The coronavirus crisis has left many UK businesses in a worse position to cope with a no-deal Brexit, according to the independent think-tank the Institute for Government. The Institute says that 3 out of 5 firms have not even begun to prepare for the finalization of the EU-UK separation on 31st December 2020 due to continued indecision about the UK’s future relationship with the EU.
The minister for Brexit, Michael Gove, has confirmed that up to 5 sites in Kent (in the south of England abutting the English Channel) will be used as Brexit border facilities, with another 7 situated elsewhere in the country. Gove has already confirmed the purchase of a £705m/$942m site for a “Brexit border” centred on a vast lorry park in Ashford, Kent, where transport operators will have to fork out money on an hourly basis while they wait for customs clearance.
The profound irony is that Ashford is solidly pro-Tory and pro-Brexit— in the 2016 EU referendum it voted Leave 59.4% (with Remain at 40.6%). Property values in Ashford are expected to crash with the construction of the vehicle park, with its ensuing traffic bottlenecks and the stress it will place on local infrastructure and services.
The Brexiters of Ashford are already turning NIMBY, though understandably many Remainers have little sympathy for them.
So much for the Brexiter “taking back control” slogan.
BoJo suffered a major political defeat this week.
He had been sitting on a parliamentary report since before the December 2019 election which investigated Russian interference in the 2016 EU referendum and the 2019 general election.
Releasing the Russian report is the task of the House Committee on Intelligence and Security, but BoJo had prevented it from meeting for 7 months. When he could no longer do this, BoJo tried to influence the committee’s leadership. In an act of egregious executive over-reach, he directed that the committee be headed by one of his flunkies, the error-prone former minister Chris “Failing” Grayling.
The committee has 9 members, 5 Tory and 4 belonging to opposition parties. In something of a coup, one of the 5 Tories, the independent-minded Julian Lewis, stood against “Failing” Grayling, and persuaded the 4 opposition-party members to vote for him.
BoJo’s hope was that Grayling would somehow be able to prevent the release of the Russian report, but Lewis, now the committee’s chair, has already chaired his first committee meeting and obtained unanimous agreement to publish the report within a week.

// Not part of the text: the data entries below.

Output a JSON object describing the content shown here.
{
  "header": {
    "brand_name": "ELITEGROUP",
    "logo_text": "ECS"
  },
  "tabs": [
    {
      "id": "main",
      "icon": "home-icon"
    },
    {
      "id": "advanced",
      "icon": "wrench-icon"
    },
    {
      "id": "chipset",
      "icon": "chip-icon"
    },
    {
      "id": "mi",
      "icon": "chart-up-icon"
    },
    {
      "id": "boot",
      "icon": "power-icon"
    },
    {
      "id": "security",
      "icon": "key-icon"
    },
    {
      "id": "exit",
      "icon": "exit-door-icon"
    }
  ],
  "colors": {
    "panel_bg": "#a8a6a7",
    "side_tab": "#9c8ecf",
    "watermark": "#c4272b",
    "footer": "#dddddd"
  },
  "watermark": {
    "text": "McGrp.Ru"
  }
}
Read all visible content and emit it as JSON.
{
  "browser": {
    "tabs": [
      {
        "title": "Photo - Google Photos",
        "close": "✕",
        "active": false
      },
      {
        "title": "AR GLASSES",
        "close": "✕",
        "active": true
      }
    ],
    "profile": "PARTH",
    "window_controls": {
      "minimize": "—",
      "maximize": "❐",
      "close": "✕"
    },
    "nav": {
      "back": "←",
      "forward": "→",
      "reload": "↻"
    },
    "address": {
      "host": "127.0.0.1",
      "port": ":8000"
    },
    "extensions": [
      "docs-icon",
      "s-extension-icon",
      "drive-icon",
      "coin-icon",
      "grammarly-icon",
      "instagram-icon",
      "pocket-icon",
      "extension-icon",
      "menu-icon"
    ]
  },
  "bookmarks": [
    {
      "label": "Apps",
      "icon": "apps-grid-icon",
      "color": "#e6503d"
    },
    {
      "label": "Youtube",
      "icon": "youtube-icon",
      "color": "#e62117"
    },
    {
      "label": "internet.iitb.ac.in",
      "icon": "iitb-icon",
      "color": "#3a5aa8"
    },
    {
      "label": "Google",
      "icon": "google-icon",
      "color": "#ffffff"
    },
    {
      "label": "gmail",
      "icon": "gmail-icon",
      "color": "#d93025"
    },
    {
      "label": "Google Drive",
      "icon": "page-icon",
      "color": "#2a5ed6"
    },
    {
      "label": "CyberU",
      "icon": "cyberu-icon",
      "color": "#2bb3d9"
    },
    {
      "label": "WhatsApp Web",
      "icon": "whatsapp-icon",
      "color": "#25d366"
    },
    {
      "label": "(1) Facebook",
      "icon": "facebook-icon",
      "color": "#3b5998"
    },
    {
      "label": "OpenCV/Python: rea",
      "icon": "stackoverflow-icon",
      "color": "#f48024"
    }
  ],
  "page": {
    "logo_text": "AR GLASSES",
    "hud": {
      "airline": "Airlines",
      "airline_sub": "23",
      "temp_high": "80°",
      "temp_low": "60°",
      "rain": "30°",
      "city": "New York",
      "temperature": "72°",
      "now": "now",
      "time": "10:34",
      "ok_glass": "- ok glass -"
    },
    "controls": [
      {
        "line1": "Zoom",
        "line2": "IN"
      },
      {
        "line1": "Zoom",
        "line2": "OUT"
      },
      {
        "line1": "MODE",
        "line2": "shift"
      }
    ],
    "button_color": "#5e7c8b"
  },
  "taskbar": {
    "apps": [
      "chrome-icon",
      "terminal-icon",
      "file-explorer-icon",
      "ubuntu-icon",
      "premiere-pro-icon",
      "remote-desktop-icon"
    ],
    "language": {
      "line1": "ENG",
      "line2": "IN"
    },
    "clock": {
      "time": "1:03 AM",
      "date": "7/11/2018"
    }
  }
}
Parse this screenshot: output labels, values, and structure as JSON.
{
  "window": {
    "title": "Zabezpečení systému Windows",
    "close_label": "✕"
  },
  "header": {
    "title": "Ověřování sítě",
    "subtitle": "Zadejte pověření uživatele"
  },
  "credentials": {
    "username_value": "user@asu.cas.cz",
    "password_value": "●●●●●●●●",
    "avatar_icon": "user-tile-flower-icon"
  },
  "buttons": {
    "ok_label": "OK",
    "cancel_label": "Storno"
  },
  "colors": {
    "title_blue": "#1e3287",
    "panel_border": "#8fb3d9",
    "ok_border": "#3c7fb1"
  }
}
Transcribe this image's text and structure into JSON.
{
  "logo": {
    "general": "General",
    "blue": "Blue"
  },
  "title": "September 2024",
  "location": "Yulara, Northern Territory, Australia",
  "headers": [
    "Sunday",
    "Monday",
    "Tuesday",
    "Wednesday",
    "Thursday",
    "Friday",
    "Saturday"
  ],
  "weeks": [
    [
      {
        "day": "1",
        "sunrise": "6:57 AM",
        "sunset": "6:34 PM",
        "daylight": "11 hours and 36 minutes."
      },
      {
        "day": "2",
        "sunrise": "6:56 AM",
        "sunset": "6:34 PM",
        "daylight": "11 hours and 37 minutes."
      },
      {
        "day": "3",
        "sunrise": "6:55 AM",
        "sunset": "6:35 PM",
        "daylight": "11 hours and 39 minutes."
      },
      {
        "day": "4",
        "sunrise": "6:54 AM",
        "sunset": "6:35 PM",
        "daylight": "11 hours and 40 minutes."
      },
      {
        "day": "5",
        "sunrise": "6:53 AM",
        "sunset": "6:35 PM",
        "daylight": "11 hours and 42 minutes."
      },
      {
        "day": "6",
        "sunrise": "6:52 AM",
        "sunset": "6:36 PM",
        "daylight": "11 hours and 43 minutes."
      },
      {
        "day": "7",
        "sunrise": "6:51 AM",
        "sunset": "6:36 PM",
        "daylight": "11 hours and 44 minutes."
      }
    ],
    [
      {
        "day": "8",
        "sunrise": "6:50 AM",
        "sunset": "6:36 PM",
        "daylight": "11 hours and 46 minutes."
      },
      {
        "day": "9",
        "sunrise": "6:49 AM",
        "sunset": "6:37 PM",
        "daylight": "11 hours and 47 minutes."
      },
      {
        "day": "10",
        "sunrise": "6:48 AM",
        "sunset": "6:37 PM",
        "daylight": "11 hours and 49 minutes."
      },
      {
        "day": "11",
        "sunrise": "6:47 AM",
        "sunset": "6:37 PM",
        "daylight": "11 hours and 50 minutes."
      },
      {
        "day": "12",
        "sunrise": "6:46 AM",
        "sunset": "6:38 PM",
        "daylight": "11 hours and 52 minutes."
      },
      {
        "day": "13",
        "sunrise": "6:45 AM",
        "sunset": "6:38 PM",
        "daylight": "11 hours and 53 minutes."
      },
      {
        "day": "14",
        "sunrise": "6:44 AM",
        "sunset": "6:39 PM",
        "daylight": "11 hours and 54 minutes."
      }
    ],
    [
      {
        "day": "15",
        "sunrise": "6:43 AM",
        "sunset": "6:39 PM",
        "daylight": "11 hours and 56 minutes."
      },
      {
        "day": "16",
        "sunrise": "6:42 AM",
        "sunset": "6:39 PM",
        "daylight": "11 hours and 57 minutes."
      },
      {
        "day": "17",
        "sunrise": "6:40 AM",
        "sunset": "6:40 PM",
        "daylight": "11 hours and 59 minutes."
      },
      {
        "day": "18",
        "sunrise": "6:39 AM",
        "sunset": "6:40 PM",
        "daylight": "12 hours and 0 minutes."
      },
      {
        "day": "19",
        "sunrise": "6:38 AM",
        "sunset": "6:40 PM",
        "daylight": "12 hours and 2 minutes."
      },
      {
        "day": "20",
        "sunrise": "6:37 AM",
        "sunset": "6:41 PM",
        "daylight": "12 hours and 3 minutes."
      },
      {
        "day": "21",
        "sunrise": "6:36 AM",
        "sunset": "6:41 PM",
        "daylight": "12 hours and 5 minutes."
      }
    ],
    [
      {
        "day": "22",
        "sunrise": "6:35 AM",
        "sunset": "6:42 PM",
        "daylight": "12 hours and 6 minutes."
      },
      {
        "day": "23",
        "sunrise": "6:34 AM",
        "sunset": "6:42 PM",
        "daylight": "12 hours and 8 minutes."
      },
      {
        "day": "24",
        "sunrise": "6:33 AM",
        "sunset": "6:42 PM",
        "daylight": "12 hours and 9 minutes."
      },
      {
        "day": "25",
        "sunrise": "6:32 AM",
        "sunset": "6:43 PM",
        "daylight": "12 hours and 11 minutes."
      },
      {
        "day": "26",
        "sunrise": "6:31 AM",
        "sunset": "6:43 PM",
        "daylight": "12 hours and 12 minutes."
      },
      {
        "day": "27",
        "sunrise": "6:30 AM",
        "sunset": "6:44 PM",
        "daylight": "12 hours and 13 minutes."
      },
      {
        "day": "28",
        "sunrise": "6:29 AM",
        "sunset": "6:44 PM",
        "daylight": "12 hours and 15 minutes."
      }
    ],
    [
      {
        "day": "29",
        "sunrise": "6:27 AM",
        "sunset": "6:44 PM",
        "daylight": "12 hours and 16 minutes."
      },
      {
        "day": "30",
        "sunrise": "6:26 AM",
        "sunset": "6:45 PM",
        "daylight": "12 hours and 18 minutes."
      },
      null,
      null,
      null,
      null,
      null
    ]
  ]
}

BoJo retaliated by having Julian Lewis kicked out of the parliamentary Conservative party.
Such is the state of democracy in Ukania.
So, what can lie ahead for Ukania?
The Thatcherite neoliberal “settlement” from 1979 onwards was a failed attempt to deal with the breakdown of the 1945 social-democratic settlement, premised as it was on a “managed capitalism”.
The current convergence of the consequences, mostly impossible to anticipate, of the continuing pandemic (and especially a projected Covid second wave), with an economic upheaval brought out by a No Deal Brexit, could create conditions for the overturning of the 1979 “give capitalism free rein” Thatcherite consensus.
But let us not get ahead of ourselves.
Labour’s current Blairite leadership, under Keir Starmer, having eschewed Corbyn’s experiment in social democracy, is committed in so doing to the maintenance of Thatcherism, give or take a few palliatives not so far in evidence.
If the sting of a No Deal Brexit is not felt deeply by those who believe the EU is to blame for the UK’s decades-long economic and social decline (and this anti-EU refrain is the constant Tory message), the overturning of the Thatcherite consensus can be deferred.
For how long though?
History shows that events tend to proceed at their own pace, though sometimes with great rapidity.